The film follows a number of cops as they deal with crime in Brooklyn. Hawke plays Sal, a dirty cop trying to pay for a new home for his family, Richard Gere plays Eddie, a suicidal police officer only a week away from retirement, and Don Cheadle plays Tango, an undercover cop who finds himself struggling with his allegiance because he has a duty to bring down the bad guys, but one of those bad men by the name of Caz, played by Wesley Snipes, previously saved his life and he refuses to bust him. A dirty cop, an undercover cop and a cop one week away from retirement. It's three cliches rolled into one.
The three stories do intersect at times, however rarely that may be, but I suspect the physical intersections are not the crutch of the movie, but rather the way each character's emotions get in the way of their true goals. In that regard, they all find themselves in the same boat, yet their stories play out so differently that that argument would be hard to make.
The most irksome part of Brooklyn's Finest, however, is its portrayal of these men as good men despite the evil things they have done or, in some cases, are doing. As previously mentioned, Sal can't afford a new home for his family. He has a wife and a couple of children and twins are on the way. The house they live in is encompassed with rotting wood and his wife's lungs are working three times the amount they should be due to her asthma and her breathing in mold. He needs to get them out of there. I understood this hardship and I felt for him, but the way he gets things done is inexcusable. He murders drug runners and steals their money. The film tries to make the case that there's nothing else this man can do and besides, he's killing bad guys so it's ok, right?

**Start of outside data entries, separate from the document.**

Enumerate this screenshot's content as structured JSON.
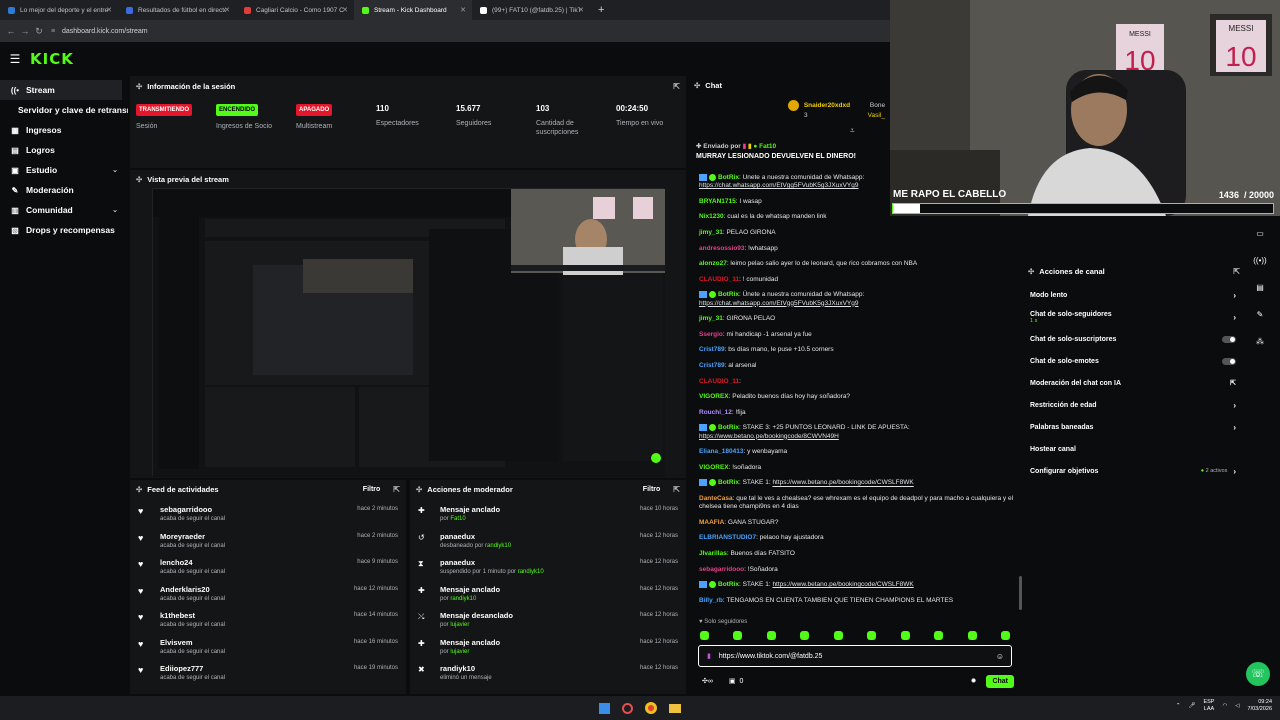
{
  "browser": {
    "tabs": [
      {
        "label": "Lo mejor del deporte y el entre",
        "color": "#2d7bd6"
      },
      {
        "label": "Resultados de fútbol en directo",
        "color": "#3b6be0"
      },
      {
        "label": "Cagliari Calcio - Como 1907 C",
        "color": "#e23b3b"
      },
      {
        "label": "Stream - Kick Dashboard",
        "color": "#53fc18"
      },
      {
        "label": "(99+) FAT10 (@fatdb.25) | TikTok",
        "color": "#ffffff"
      }
    ],
    "url": "dashboard.kick.com/stream"
  },
  "logo": "KICK",
  "sidebar": {
    "items": [
      {
        "label": "Stream",
        "icon": "broadcast-icon"
      },
      {
        "label": "Servidor y clave de retransmisión",
        "icon": ""
      },
      {
        "label": "Ingresos",
        "icon": "grid-icon"
      },
      {
        "label": "Logros",
        "icon": "trophy-icon"
      },
      {
        "label": "Estudio",
        "icon": "studio-icon"
      },
      {
        "label": "Moderación",
        "icon": "wrench-icon"
      },
      {
        "label": "Comunidad",
        "icon": "community-icon"
      },
      {
        "label": "Drops y recompensas",
        "icon": "gift-icon"
      }
    ]
  },
  "session": {
    "title": "Información de la sesión",
    "stats": [
      {
        "value": "TRANSMITIENDO",
        "label": "Sesión",
        "badge_color": "#e2172b",
        "is_badge": true
      },
      {
        "value": "ENCENDIDO",
        "label": "Ingresos de Socio",
        "badge_color": "#53fc18",
        "is_badge": true
      },
      {
        "value": "APAGADO",
        "label": "Multistream",
        "badge_color": "#e2172b",
        "is_badge": true
      },
      {
        "value": "110",
        "label": "Espectadores"
      },
      {
        "value": "15.677",
        "label": "Seguidores"
      },
      {
        "value": "103",
        "label": "Cantidad de suscripciones"
      },
      {
        "value": "00:24:50",
        "label": "Tiempo en vivo"
      }
    ]
  },
  "preview": {
    "title": "Vista previa del stream"
  },
  "feed": {
    "title": "Feed de actividades",
    "filter": "Filtro",
    "rows": [
      {
        "name": "sebagarridooo",
        "sub": "acaba de seguir el canal",
        "time": "hace 2 minutos"
      },
      {
        "name": "Moreyraeder",
        "sub": "acaba de seguir el canal",
        "time": "hace 2 minutos"
      },
      {
        "name": "lencho24",
        "sub": "acaba de seguir el canal",
        "time": "hace 9 minutos"
      },
      {
        "name": "Anderklaris20",
        "sub": "acaba de seguir el canal",
        "time": "hace 12 minutos"
      },
      {
        "name": "k1thebest",
        "sub": "acaba de seguir el canal",
        "time": "hace 14 minutos"
      },
      {
        "name": "Elvisvem",
        "sub": "acaba de seguir el canal",
        "time": "hace 16 minutos"
      },
      {
        "name": "Ediiopez777",
        "sub": "acaba de seguir el canal",
        "time": "hace 19 minutos"
      }
    ]
  },
  "mod": {
    "title": "Acciones de moderador",
    "filter": "Filtro",
    "rows": [
      {
        "icon": "pin-icon",
        "name": "Mensaje anclado",
        "pre": "por ",
        "by": "Fat10",
        "post": "",
        "time": "hace 10 horas"
      },
      {
        "icon": "undo-icon",
        "name": "panaedux",
        "pre": "desbaneado por ",
        "by": "randiyk10",
        "post": "",
        "time": "hace 12 horas"
      },
      {
        "icon": "hourglass-icon",
        "name": "panaedux",
        "pre": "suspendido por 1 minuto por ",
        "by": "randiyk10",
        "post": "",
        "time": "hace 12 horas"
      },
      {
        "icon": "pin-icon",
        "name": "Mensaje anclado",
        "pre": "por ",
        "by": "randiyk10",
        "post": "",
        "time": "hace 12 horas"
      },
      {
        "icon": "unpin-icon",
        "name": "Mensaje desanclado",
        "pre": "por ",
        "by": "lujavier",
        "post": "",
        "time": "hace 12 horas"
      },
      {
        "icon": "pin-icon",
        "name": "Mensaje anclado",
        "pre": "por ",
        "by": "lujavier",
        "post": "",
        "time": "hace 12 horas"
      },
      {
        "icon": "trash-icon",
        "name": "randiyk10",
        "pre": "eliminó un mensaje",
        "by": "",
        "post": "",
        "time": "hace 12 horas"
      }
    ]
  },
  "chat": {
    "title": "Chat",
    "leaderboard": {
      "name": "Snaider20xdxd",
      "count": "3",
      "name2": "Bone",
      "name3": "Vasil_"
    },
    "pinned": {
      "label": "Enviado por",
      "by": "Fat10",
      "text": "MURRAY LESIONADO DEVUELVEN EL DINERO!"
    },
    "lines": [
      {
        "user": "BotRix",
        "color": "#53fc18",
        "bot": true,
        "text": ": Únete a nuestra comunidad de Whatsapp:",
        "link": "https://chat.whatsapp.com/EtVgg5FVubK5g3JXuxVYg9"
      },
      {
        "user": "BRYAN1715",
        "color": "#53fc18",
        "text": ": I wasap"
      },
      {
        "user": "Nix1230",
        "color": "#53fc18",
        "text": ": cual es la de whatsap manden link"
      },
      {
        "user": "jimy_31",
        "color": "#53fc18",
        "text": ": PELAO GIRONA"
      },
      {
        "user": "andresossio93",
        "color": "#e83f8e",
        "text": ": !whatsapp"
      },
      {
        "user": "alonzo27",
        "color": "#53fc18",
        "text": ": leimo pelao salio ayer lo de leonard, que rico cobramos con NBA"
      },
      {
        "user": "CLAUDIO_11",
        "color": "#e2172b",
        "text": ": ! comunidad"
      },
      {
        "user": "BotRix",
        "color": "#53fc18",
        "bot": true,
        "text": ": Únete a nuestra comunidad de Whatsapp:",
        "link": "https://chat.whatsapp.com/EtVgg5FVubK5g3JXuxVYg9"
      },
      {
        "user": "jimy_31",
        "color": "#53fc18",
        "text": ": GIRONA PELAO"
      },
      {
        "user": "Ssergio",
        "color": "#e83f8e",
        "text": ": mi handicap -1 arsenal ya fue"
      },
      {
        "user": "Crist789",
        "color": "#4aa3ff",
        "text": ": bs días mano, le puse +10.5 corners"
      },
      {
        "user": "Crist789",
        "color": "#4aa3ff",
        "text": ": al arsenal"
      },
      {
        "user": "CLAUDIO_11",
        "color": "#e2172b",
        "text": ":"
      },
      {
        "user": "VIGOREX",
        "color": "#53fc18",
        "text": ": Peladito buenos días hoy hay soñadora?"
      },
      {
        "user": "Rouchi_12",
        "color": "#b28cff",
        "text": ": !fija"
      },
      {
        "user": "BotRix",
        "color": "#53fc18",
        "bot": true,
        "text": ": STAKE 3: +25 PUNTOS LEONARD - LINK DE APUESTA:",
        "link": "https://www.betano.pe/bookingcode/8CWVN49H"
      },
      {
        "user": "Eliana_180413",
        "color": "#4aa3ff",
        "text": ": y wenbayama"
      },
      {
        "user": "VIGOREX",
        "color": "#53fc18",
        "text": ": !soñadora"
      },
      {
        "user": "BotRix",
        "color": "#53fc18",
        "bot": true,
        "text": ": STAKE 1: ",
        "link": "https://www.betano.pe/bookingcode/CWSLF8WK"
      },
      {
        "user": "DanteCasa",
        "color": "#f0a040",
        "text": ": que tal le ves a chealsea? ese whrexam es el equipo de deadpol y para macho a cualquiera y el chelsea tiene champi9ns en 4 dias"
      },
      {
        "user": "MAAFIA",
        "color": "#f0a040",
        "text": ": GANA STUGAR?"
      },
      {
        "user": "ELBRIANSTUDIO7",
        "color": "#4aa3ff",
        "text": ": pelaoo hay ajustadora"
      },
      {
        "user": "Jlvarillas",
        "color": "#53fc18",
        "text": ": Buenos días FATSITO"
      },
      {
        "user": "sebagarridooo",
        "color": "#e83f8e",
        "text": ": !Soñadora"
      },
      {
        "user": "BotRix",
        "color": "#53fc18",
        "bot": true,
        "text": ": STAKE 1: ",
        "link": "https://www.betano.pe/bookingcode/CWSLF8WK"
      },
      {
        "user": "Billy_rb",
        "color": "#4aa3ff",
        "text": ": TENGAMOS EN CUENTA TAMBIEN QUE TIENEN CHAMPIONS EL MARTES"
      }
    ],
    "followers_only": "Solo seguidores",
    "input_value": "https://www.tiktok.com/@fatdb.25",
    "points": "0",
    "send": "Chat"
  },
  "actions": {
    "title": "Acciones de canal",
    "items": [
      {
        "label": "Modo lento",
        "control": "chevron"
      },
      {
        "label": "Chat de solo-seguidores",
        "sub": "1 s",
        "control": "chevron"
      },
      {
        "label": "Chat de solo-suscriptores",
        "control": "toggle"
      },
      {
        "label": "Chat de solo-emotes",
        "control": "toggle"
      },
      {
        "label": "Moderación del chat con IA",
        "control": "external"
      },
      {
        "label": "Restricción de edad",
        "control": "chevron"
      },
      {
        "label": "Palabras baneadas",
        "control": "chevron"
      },
      {
        "label": "Hostear canal",
        "control": "none"
      },
      {
        "label": "Configurar objetivos",
        "badge": "2 activos",
        "control": "chevron"
      }
    ]
  },
  "camera": {
    "goal_label": "ME RAPO EL CABELLO",
    "goal_count": "1436",
    "goal_total": "/ 20000",
    "goal_progress": 0.0718,
    "jersey_text": "MESSI",
    "jersey_number": "10"
  },
  "taskbar": {
    "lang": "ESP",
    "lang2": "LAA",
    "time": "09:24",
    "date": "7/03/2026"
  }
}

Eddie, on the other hand, is a cop who turns the other way when bad things go down. Early in the movie, he's on patrol with a rookie cop and the young man tries to break up a dispute between a feuding couple after the man slaps the woman. This is the right thing to do, but Eddie pulls him away and they drive off. He tells him to think nothing of it and just go home. Of course, Eddie has a change of heart by the end of the movie, but one good action does not forgive his years of neglection.
This happens with damn near every character. The film puts them on a pedestal and tries to rationalize their way of being. It doesn't work and instead of feeling for the hardships these characters are going through, I ended up loathing them all. None deserved my sympathy.
I suppose Brooklyn's Finest is technically a well made film. Fuqua directs it competently and the performances, though hit and miss at times, are far from bad, but its the twisted vindication the picture gives each character that really derails it. It tries to ask questions about what is considered right and wrong, but what's right and wrong doesn't change simply because the situation you're in calls for it to. Wrong is wrong no matter the predicament.
Brooklyn's Finest receives 2/5